I think it is wonderful. We should all be grateful where opportunity
has opened the doors of success for Americans of every background.
Moreover, I am
not somebody who subscribes to the view that because somebody is
a member of a minority group they somehow have to subscribe to a
particular ideology or a particular political party. I think it
is wonderful that Asian Americans, Latinos, African Americans, and
others are represented in all parties and across the political spectrum.
When such representation exists, then those groups are less likely
to be taken for granted by any political party.
I do not think
that because Justice Brown is an African-American woman she has
to adhere to a particular political orthodoxy, something that has

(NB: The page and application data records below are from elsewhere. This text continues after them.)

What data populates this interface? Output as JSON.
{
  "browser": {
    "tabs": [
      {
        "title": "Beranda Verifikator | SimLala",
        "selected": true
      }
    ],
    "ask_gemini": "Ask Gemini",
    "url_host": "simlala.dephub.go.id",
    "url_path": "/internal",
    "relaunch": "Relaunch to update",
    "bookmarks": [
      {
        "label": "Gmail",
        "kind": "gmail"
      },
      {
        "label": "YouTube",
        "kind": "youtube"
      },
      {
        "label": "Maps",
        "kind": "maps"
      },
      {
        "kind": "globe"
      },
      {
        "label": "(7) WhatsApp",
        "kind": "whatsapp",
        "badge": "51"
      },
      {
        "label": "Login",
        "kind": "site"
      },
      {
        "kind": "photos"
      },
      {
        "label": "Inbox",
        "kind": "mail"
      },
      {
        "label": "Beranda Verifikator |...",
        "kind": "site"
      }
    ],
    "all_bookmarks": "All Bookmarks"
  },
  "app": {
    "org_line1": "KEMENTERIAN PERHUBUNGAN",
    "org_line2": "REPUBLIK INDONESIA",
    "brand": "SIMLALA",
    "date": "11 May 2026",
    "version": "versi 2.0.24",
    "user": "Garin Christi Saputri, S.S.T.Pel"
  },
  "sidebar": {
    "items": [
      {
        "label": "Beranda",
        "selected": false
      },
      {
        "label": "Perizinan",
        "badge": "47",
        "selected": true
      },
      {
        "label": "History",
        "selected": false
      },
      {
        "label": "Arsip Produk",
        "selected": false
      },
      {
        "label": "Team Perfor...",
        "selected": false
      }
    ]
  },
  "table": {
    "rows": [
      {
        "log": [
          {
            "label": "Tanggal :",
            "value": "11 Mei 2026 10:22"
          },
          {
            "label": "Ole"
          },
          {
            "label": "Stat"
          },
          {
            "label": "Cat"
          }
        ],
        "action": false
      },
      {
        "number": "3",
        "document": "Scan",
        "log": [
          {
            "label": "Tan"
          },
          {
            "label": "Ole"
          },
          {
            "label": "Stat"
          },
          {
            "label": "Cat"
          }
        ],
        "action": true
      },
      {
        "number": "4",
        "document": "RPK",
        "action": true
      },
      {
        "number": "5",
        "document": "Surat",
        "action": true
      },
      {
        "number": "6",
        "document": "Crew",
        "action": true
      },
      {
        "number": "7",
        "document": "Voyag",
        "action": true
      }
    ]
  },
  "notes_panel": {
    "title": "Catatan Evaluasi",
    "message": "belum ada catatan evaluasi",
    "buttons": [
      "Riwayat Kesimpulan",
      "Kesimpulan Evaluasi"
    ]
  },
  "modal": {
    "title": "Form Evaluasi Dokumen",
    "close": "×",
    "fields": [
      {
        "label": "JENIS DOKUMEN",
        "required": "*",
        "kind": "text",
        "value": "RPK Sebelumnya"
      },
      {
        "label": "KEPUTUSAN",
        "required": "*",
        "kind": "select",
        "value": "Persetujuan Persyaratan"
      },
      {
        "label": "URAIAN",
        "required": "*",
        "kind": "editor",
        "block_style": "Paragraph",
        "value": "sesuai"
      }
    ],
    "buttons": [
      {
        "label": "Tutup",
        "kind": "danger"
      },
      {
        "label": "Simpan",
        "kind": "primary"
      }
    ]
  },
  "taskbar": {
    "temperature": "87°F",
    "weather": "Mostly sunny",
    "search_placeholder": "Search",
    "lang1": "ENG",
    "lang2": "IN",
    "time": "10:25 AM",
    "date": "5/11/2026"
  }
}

been suggested by the other side of the aisle. Just as it would
be cynical and offensive that Justice Brown be vilified simply for
being a Black conservative, it is equally offensive and cynical
to suggest that somehow she should get a pass for her outlandish
views simply because she is a Black woman.
I hope we have
arrived at a point in our country's history where Black folks can
be criticized for holding views that are out of the mainstream,
just as Whites are criticized when they hold views that are out
of the mainstream. I hope we have come to the point where a woman
can be criticized for being insensitive to the rights of women,
just as men are criticized when they are insensitive to the rights
Justice Brown's record on privacy and employment discrimination
indicates precisely such an insensitivity.
I will give one
example. In a case where a group of Latino employees at Avis Rent
A Car was subjected to repeated racial slurs in the workplace by
another employee, the lower court found that Avis, in allowing this
to go on, had created a hostile environment. Justice Brown disagreed
with and criticized the decision.
In her opinion,
she wrote that racially discriminatory speech in the workplace,
even when it rises to the level of illegal race discrimination,
is still protected by the first amendment. This was despite U.S.
Supreme Court opinions that came to the exact opposite conclusion.
went so far as to suggest that the landmark civil rights law, Title
VII of the Civil Rights Act of 1964, could be unconstitutional under
the first amendment.
I believe if the
American people could truly see what was going on here they would
oppose this nomination, not because she is African American, not
because she is a woman, but because they fundamentally disagree
with a version of America she is trying to create from her position
on the bench. It is social Darwinism, a view of America that says
there is not a problem that cannot be solved by making sure that
the rich get richer and the poor get poorer. It requires no sacrifice
on the part of those of us who have won life's lottery and does
not consider who our parents were or the education received or the
right breaks that came at the right time.
Today, at a time
when American families are facing more risk and greater insecurity
than they have in recent history, at a time when they have fewer
resources and a weaker safety net to protect them against those
insecurities, people of all backgrounds in America want a nation
where we share life's risks and rewards with each other. And when
they make laws that will spread this opportunity to all who are
willing to work for it, they expect our judges to uphold those laws,
not tear them down because of their political predilections. Republican,
Democrat, or anyone in between. Those are the types of judges the
American people deserve. Justice Brown is not one of those judges.
I strongly urge my colleagues to vote against this nomination.